Nuclear decommissioning is the dismantling and decontamination of an old nuclear activity: power plant, laboratory or industrial nuclear site that no longer requires measures for radiation protection. The characteristic difference between the dismantling of other power plants is the presence of radioactive material that requires special precautions.
Generally speaking, nuclear buildings were designed for a life span of about 30–40 years. Once they come to the end of their operating life, these plants must be decontaminated to remove every radioactive contaminant. The main goal is to remove as much of the contaminated materials as possible, in order to give back a safe area to the public sector.
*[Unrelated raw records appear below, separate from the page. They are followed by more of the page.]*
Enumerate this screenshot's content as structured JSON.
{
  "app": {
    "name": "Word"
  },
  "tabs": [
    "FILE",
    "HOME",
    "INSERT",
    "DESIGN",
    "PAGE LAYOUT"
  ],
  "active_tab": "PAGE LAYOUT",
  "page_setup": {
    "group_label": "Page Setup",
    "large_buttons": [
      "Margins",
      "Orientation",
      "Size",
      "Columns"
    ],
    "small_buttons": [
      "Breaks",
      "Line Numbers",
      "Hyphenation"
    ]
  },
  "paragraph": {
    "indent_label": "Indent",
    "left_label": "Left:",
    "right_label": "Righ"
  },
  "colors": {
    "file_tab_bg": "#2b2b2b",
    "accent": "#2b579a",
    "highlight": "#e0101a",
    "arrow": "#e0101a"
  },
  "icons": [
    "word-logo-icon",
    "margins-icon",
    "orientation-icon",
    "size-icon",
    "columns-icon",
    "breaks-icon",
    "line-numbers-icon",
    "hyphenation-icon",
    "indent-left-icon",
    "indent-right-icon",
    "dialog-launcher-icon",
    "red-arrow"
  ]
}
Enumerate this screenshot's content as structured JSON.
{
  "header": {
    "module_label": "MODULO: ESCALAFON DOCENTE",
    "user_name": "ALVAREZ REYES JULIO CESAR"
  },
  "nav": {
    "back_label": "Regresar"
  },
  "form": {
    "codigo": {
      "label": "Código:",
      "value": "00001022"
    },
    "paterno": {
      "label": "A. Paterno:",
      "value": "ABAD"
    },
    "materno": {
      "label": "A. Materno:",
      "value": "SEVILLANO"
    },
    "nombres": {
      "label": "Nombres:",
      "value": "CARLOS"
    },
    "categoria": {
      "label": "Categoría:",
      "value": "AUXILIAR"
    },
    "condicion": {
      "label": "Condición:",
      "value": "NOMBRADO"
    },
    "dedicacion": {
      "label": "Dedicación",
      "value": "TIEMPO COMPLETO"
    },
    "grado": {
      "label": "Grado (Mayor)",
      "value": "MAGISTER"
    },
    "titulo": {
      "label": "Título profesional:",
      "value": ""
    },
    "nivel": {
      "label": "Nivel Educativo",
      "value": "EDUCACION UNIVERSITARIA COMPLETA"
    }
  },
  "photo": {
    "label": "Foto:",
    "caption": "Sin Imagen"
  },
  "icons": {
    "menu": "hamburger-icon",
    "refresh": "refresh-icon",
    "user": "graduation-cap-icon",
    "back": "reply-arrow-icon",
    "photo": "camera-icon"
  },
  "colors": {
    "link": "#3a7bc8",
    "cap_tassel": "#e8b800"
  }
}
Decommissioning involves many administrative and technical actions. It includes clean-up of radioactivity and progressive demolition of the plant. Once a facility is decommissioned, there should no longer be any danger of a radioactive accident or any dangers to those visiting it. After a facility has been completely decommissioned, it is then released from regulatory control, and the licensee of the plant will no longer be responsible for its nuclear safety.
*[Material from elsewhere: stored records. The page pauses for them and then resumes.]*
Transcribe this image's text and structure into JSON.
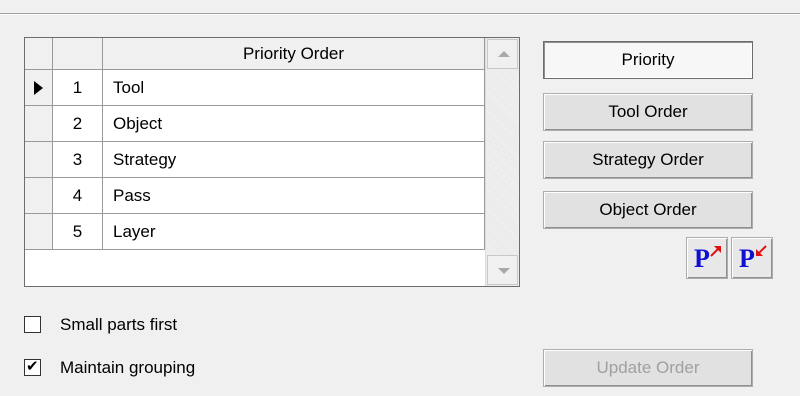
{
  "grid": {
    "header": "Priority Order",
    "selected_row_index": 0,
    "rows": [
      {
        "num": "1",
        "name": "Tool"
      },
      {
        "num": "2",
        "name": "Object"
      },
      {
        "num": "3",
        "name": "Strategy"
      },
      {
        "num": "4",
        "name": "Pass"
      },
      {
        "num": "5",
        "name": "Layer"
      }
    ]
  },
  "buttons": {
    "priority": "Priority",
    "tool_order": "Tool Order",
    "strategy_order": "Strategy Order",
    "object_order": "Object Order",
    "update_order": "Update Order",
    "move_up_icon": "P",
    "move_down_icon": "P"
  },
  "options": {
    "small_parts_first": {
      "label": "Small parts first",
      "checked": false
    },
    "maintain_grouping": {
      "label": "Maintain grouping",
      "checked": true
    }
  },
  "colors": {
    "icon_letter": "#1010d0",
    "icon_arrow": "#e01010"
  }
}
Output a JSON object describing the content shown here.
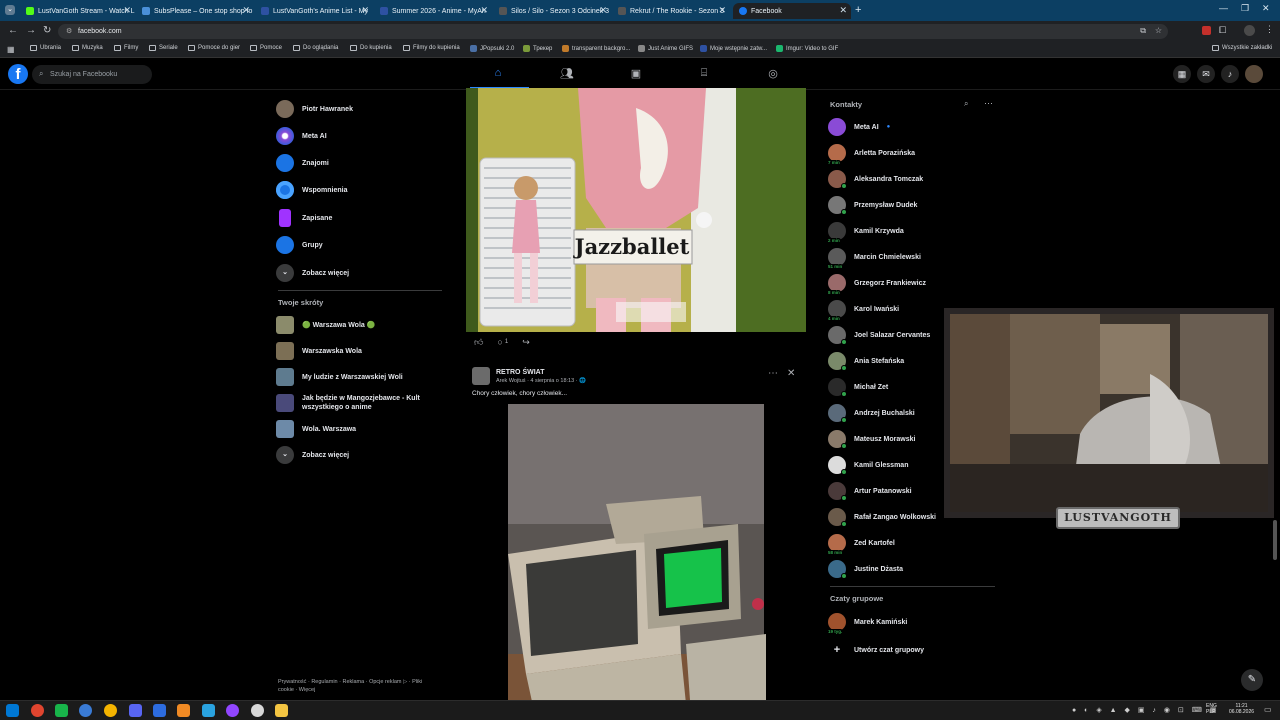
{
  "browser": {
    "tabs": [
      {
        "title": "LustVanGoth Stream - Watch L",
        "color": "#53fc18"
      },
      {
        "title": "SubsPlease – One stop shop fo",
        "color": "#4a90d9"
      },
      {
        "title": "LustVanGoth's Anime List - My",
        "color": "#2e51a2"
      },
      {
        "title": "Summer 2026 - Anime - MyAn",
        "color": "#2e51a2"
      },
      {
        "title": "Silos / Silo - Sezon 3 Odcinek 3",
        "color": "#d33"
      },
      {
        "title": "Rekrut / The Rookie - Sezon 3",
        "color": "#d33"
      },
      {
        "title": "Facebook",
        "color": "#1877f2"
      }
    ],
    "url": "facebook.com",
    "bookmarks": [
      "Ubrania",
      "Muzyka",
      "Filmy",
      "Seriale",
      "Pomoce do gier",
      "Pomoce",
      "Do oglądania",
      "Do kupienia",
      "Filmy do kupienia",
      "JPopsuki 2.0",
      "Трекер",
      "transparent backgro...",
      "Just Anime GIFS",
      "Moje wstępnie zatw...",
      "Imgur: Video to GIF"
    ],
    "all_bookmarks": "Wszystkie zakładki"
  },
  "facebook": {
    "logo": "f",
    "search_placeholder": "Szukaj na Facebooku",
    "left": {
      "items": [
        {
          "label": "Piotr Hawranek",
          "color": "#7a6a5a"
        },
        {
          "label": "Meta AI",
          "color": "#8a4bd6"
        },
        {
          "label": "Znajomi",
          "color": "#1b74e4"
        },
        {
          "label": "Wspomnienia",
          "color": "#1b74e4"
        },
        {
          "label": "Zapisane",
          "color": "#a033ff"
        },
        {
          "label": "Grupy",
          "color": "#1b74e4"
        },
        {
          "label": "Zobacz więcej",
          "color": "#3a3b3c"
        }
      ],
      "shortcuts_title": "Twoje skróty",
      "shortcuts": [
        {
          "label": "🟢 Warszawa Wola 🟢",
          "color": "#8b8b6b"
        },
        {
          "label": "Warszawska Wola",
          "color": "#7c6f55"
        },
        {
          "label": "My ludzie z Warszawskiej Woli",
          "color": "#5e7b8f"
        },
        {
          "label": "Jak będzie w Mangozjebawce - Kult",
          "label2": "wszystkiego o anime",
          "color": "#4a4a7a"
        },
        {
          "label": "Wola. Warszawa",
          "color": "#6d8aa8"
        },
        {
          "label": "Zobacz więcej",
          "color": "#3a3b3c"
        }
      ],
      "footer": "Prywatność · Regulamin · Reklama · Opcje reklam ▷ · Pliki cookie · Więcej"
    },
    "post1": {
      "image_caption": "Jazzballet",
      "comments": "1"
    },
    "post2": {
      "page_name": "RETRO ŚWIAT",
      "meta": "Arek Wojtuś · 4 sierpnia o 18:13 · 🌐",
      "text": "Chory człowiek, chory człowiek..."
    },
    "right": {
      "contacts_title": "Kontakty",
      "contacts": [
        {
          "name": "Meta AI",
          "color": "#8a4bd6",
          "online": false,
          "mins": ""
        },
        {
          "name": "Arletta Porazińska",
          "color": "#b56b4a",
          "online": false,
          "mins": "7 min"
        },
        {
          "name": "Aleksandra Tomczak",
          "color": "#8a5a4a",
          "online": true,
          "mins": ""
        },
        {
          "name": "Przemysław Dudek",
          "color": "#777",
          "online": true,
          "mins": ""
        },
        {
          "name": "Kamil Krzywda",
          "color": "#3a3a3a",
          "online": false,
          "mins": "2 min"
        },
        {
          "name": "Marcin Chmielewski",
          "color": "#5a5a5a",
          "online": false,
          "mins": "51 min"
        },
        {
          "name": "Grzegorz Frankiewicz",
          "color": "#9a6a6a",
          "online": false,
          "mins": "8 min"
        },
        {
          "name": "Karol Iwański",
          "color": "#4a4a4a",
          "online": false,
          "mins": "4 min"
        },
        {
          "name": "Joel Salazar Cervantes",
          "color": "#6a6a6a",
          "online": true,
          "mins": ""
        },
        {
          "name": "Ania Stefańska",
          "color": "#7a8a6a",
          "online": true,
          "mins": ""
        },
        {
          "name": "Michał Zet",
          "color": "#2a2a2a",
          "online": true,
          "mins": ""
        },
        {
          "name": "Andrzej Buchalski",
          "color": "#5a6a7a",
          "online": true,
          "mins": ""
        },
        {
          "name": "Mateusz Morawski",
          "color": "#8a7a6a",
          "online": true,
          "mins": ""
        },
        {
          "name": "Kamil Glessman",
          "color": "#dcdcdc",
          "online": true,
          "mins": ""
        },
        {
          "name": "Artur Patanowski",
          "color": "#4a3a3a",
          "online": true,
          "mins": ""
        },
        {
          "name": "Rafał Zangao Wolkowski",
          "color": "#6a5a4a",
          "online": true,
          "mins": ""
        },
        {
          "name": "Zed Kartofel",
          "color": "#b56b4a",
          "online": false,
          "mins": "58 min"
        },
        {
          "name": "Justine Dżasta",
          "color": "#3a6a8a",
          "online": true,
          "mins": ""
        }
      ],
      "group_chats_title": "Czaty grupowe",
      "group_chats": [
        {
          "name": "Marek Kamiński",
          "color": "#a0522d",
          "mins": "19 tyg."
        }
      ],
      "create_group": "Utwórz czat grupowy"
    }
  },
  "overlay": {
    "text": "LUSTVANGOTH"
  },
  "taskbar": {
    "lang1": "ENG",
    "lang2": "PLP",
    "time": "11:21",
    "date": "06.08.2026"
  }
}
As a minimum, the floor, walls, and external structural surfaces within work areas should be cleaned of loose contamination. It's a slow, expensive and essential process taking place in stages due to the radioactivity in the reactor structure. A decontamination program may also require a facility capable of treating secondary waste from decontamination. The concentrated waste, representing a more significant radiation source, must be shipped for disposal in licensed disposal facilities.